- _REQUIREMENT_: Return the full listing, keeping every line exactly as it is.

────────────────────────────────────────

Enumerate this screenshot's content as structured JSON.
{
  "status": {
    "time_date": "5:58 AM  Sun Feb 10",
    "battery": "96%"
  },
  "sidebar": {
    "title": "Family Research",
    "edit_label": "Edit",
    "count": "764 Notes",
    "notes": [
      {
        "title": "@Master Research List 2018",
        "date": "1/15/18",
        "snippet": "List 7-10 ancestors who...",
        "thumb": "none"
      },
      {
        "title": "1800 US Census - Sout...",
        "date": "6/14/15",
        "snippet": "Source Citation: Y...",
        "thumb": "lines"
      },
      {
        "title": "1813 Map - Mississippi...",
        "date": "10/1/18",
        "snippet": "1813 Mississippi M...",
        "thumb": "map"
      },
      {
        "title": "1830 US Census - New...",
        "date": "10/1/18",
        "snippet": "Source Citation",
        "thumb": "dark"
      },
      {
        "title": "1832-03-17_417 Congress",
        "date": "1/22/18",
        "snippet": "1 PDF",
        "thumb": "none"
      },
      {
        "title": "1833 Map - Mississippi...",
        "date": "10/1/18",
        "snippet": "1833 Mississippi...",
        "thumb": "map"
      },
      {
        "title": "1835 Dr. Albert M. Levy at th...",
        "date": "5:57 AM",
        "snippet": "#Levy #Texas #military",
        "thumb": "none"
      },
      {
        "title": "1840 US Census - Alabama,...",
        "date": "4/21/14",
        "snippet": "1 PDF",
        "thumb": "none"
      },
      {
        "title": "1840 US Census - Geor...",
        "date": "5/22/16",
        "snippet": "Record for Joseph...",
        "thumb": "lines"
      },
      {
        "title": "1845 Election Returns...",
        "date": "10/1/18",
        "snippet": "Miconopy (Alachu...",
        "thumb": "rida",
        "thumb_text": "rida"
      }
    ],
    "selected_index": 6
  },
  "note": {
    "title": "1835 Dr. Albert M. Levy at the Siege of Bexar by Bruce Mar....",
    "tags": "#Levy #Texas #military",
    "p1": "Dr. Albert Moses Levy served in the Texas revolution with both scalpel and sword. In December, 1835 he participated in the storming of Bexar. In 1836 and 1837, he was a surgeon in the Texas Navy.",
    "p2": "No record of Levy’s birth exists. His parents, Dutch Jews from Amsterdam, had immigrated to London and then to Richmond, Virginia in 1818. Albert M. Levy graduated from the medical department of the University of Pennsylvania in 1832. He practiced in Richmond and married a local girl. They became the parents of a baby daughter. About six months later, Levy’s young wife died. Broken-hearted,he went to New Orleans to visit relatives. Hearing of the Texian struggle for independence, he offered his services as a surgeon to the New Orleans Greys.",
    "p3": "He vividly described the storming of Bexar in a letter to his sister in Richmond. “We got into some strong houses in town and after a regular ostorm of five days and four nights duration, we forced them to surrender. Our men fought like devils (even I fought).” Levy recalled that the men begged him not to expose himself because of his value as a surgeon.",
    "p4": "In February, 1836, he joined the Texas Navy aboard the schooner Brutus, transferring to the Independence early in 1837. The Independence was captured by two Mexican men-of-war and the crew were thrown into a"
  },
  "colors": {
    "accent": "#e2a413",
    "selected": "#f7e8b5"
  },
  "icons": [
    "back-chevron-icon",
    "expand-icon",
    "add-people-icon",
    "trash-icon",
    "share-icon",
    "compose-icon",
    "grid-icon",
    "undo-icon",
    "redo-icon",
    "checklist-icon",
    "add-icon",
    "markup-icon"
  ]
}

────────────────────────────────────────

- _RESPONSE AREA_:
Enumerate this screenshot's content as structured JSON.
{
  "status": {
    "time_date": "5:58 AM  Sun Feb 10",
    "battery": "96%"
  },
  "sidebar": {
    "title": "Family Research",
    "edit_label": "Edit",
    "count": "764 Notes",
    "notes": [
      {
        "title": "@Master Research List 2018",
        "date": "1/15/18",
        "snippet": "List 7-10 ancestors who...",
        "thumb": "none"
      },
      {
        "title": "1800 US Census - Sout...",
        "date": "6/14/15",
        "snippet": "Source Citation: Y...",
        "thumb": "lines"
      },
      {
        "title": "1813 Map - Mississippi...",
        "date": "10/1/18",
        "snippet": "1813 Mississippi M...",
        "thumb": "map"
      },
      {
        "title": "1830 US Census - New...",
        "date": "10/1/18",
        "snippet": "Source Citation",
        "thumb": "dark"
      },
      {
        "title": "1832-03-17_417 Congress",
        "date": "1/22/18",
        "snippet": "1 PDF",
        "thumb": "none"
      },
      {
        "title": "1833 Map - Mississippi...",
        "date": "10/1/18",
        "snippet": "1833 Mississippi...",
        "thumb": "map"
      },
      {
        "title": "1835 Dr. Albert M. Levy at th...",
        "date": "5:57 AM",
        "snippet": "#Levy #Texas #military",
        "thumb": "none"
      },
      {
        "title": "1840 US Census - Alabama,...",
        "date": "4/21/14",
        "snippet": "1 PDF",
        "thumb": "none"
      },
      {
        "title": "1840 US Census - Geor...",
        "date": "5/22/16",
        "snippet": "Record for Joseph...",
        "thumb": "lines"
      },
      {
        "title": "1845 Election Returns...",
        "date": "10/1/18",
        "snippet": "Miconopy (Alachu...",
        "thumb": "rida",
        "thumb_text": "rida"
      }
    ],
    "selected_index": 6
  },
  "note": {
    "title": "1835 Dr. Albert M. Levy at the Siege of Bexar by Bruce Mar....",
    "tags": "#Levy #Texas #military",
    "p1": "Dr. Albert Moses Levy served in the Texas revolution with both scalpel and sword. In December, 1835 he participated in the storming of Bexar. In 1836 and 1837, he was a surgeon in the Texas Navy.",
    "p2": "No record of Levy’s birth exists. His parents, Dutch Jews from Amsterdam, had immigrated to London and then to Richmond, Virginia in 1818. Albert M. Levy graduated from the medical department of the University of Pennsylvania in 1832. He practiced in Richmond and married a local girl. They became the parents of a baby daughter. About six months later, Levy’s young wife died. Broken-hearted,he went to New Orleans to visit relatives. Hearing of the Texian struggle for independence, he offered his services as a surgeon to the New Orleans Greys.",
    "p3": "He vividly described the storming of Bexar in a letter to his sister in Richmond. “We got into some strong houses in town and after a regular ostorm of five days and four nights duration, we forced them to surrender. Our men fought like devils (even I fought).” Levy recalled that the men begged him not to expose himself because of his value as a surgeon.",
    "p4": "In February, 1836, he joined the Texas Navy aboard the schooner Brutus, transferring to the Independence early in 1837. The Independence was captured by two Mexican men-of-war and the crew were thrown into a"
  },
  "colors": {
    "accent": "#e2a413",
    "selected": "#f7e8b5"
  },
  "icons": [
    "back-chevron-icon",
    "expand-icon",
    "add-people-icon",
    "trash-icon",
    "share-icon",
    "compose-icon",
    "grid-icon",
    "undo-icon",
    "redo-icon",
    "checklist-icon",
    "add-icon",
    "markup-icon"
  ]
}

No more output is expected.